== Material to process ==

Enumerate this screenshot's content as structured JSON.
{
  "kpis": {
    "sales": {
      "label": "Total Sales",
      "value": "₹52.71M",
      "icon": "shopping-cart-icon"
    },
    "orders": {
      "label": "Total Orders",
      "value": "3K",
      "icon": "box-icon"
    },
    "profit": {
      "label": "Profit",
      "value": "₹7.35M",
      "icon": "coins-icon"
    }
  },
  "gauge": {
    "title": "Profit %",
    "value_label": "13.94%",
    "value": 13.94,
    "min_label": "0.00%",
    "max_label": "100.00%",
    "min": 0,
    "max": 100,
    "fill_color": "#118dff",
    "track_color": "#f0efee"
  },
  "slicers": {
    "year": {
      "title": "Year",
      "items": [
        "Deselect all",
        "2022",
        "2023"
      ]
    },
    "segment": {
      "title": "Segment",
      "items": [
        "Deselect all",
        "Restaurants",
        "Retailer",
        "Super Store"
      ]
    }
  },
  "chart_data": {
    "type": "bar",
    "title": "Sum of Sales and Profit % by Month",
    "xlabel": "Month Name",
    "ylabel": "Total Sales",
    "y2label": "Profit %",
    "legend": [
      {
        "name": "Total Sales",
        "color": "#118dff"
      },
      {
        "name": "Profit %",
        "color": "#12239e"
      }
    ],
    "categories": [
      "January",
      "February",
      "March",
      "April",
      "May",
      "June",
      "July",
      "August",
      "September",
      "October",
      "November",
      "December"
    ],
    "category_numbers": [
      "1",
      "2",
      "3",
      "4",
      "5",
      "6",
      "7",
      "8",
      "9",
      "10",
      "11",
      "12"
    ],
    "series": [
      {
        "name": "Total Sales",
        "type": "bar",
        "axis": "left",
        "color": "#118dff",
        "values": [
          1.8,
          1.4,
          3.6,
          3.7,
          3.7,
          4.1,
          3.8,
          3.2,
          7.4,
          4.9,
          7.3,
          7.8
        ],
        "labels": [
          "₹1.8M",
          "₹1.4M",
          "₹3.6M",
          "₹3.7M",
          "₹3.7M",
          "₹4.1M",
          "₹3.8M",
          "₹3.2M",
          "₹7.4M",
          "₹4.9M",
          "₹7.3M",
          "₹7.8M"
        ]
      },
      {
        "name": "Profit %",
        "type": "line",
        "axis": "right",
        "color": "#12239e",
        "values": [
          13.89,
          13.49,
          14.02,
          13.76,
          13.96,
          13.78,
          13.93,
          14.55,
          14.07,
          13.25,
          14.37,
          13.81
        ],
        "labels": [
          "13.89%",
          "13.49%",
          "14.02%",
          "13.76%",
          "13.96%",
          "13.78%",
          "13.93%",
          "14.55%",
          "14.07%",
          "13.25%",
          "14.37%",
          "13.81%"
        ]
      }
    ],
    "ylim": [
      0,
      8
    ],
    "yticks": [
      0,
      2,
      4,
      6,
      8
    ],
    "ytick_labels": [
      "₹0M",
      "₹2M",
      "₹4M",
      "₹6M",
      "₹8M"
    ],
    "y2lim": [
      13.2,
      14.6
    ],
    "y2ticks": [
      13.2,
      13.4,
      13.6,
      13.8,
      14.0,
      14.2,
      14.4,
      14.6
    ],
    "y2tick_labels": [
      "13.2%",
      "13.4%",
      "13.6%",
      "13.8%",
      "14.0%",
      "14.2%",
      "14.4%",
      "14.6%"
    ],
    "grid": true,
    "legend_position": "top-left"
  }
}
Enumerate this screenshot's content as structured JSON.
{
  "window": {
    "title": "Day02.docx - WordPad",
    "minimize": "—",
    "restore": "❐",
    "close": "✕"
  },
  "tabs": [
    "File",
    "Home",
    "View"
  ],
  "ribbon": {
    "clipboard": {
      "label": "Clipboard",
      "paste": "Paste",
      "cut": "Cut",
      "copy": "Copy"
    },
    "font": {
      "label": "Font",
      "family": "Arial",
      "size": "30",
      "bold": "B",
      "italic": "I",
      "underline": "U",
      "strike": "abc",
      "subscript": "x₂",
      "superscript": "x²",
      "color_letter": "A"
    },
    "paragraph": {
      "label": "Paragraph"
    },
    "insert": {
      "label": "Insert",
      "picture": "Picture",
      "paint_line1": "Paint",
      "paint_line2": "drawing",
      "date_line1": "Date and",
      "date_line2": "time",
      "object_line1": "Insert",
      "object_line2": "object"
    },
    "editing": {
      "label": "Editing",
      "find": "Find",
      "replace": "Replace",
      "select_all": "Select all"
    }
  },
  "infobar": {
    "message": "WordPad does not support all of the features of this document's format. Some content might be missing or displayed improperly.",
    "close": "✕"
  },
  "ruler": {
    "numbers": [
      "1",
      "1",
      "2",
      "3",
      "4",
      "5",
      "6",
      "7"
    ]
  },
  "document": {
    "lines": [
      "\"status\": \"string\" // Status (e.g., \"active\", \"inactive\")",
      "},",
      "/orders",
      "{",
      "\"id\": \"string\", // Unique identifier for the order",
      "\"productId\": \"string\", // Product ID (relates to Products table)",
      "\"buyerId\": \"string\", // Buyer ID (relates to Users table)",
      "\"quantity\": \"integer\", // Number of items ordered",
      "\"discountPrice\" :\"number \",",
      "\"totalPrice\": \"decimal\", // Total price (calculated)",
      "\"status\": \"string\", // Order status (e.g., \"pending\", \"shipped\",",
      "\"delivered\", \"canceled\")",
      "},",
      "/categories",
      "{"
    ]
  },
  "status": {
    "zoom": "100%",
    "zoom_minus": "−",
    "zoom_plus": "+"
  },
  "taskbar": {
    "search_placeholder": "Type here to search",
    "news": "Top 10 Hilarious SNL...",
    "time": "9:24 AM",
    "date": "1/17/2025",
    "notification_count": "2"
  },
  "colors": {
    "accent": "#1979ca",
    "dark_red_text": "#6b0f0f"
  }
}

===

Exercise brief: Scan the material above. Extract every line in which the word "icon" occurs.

Result below:
      "icon": "shopping-cart-icon"
      "icon": "box-icon"
      "icon": "coins-icon"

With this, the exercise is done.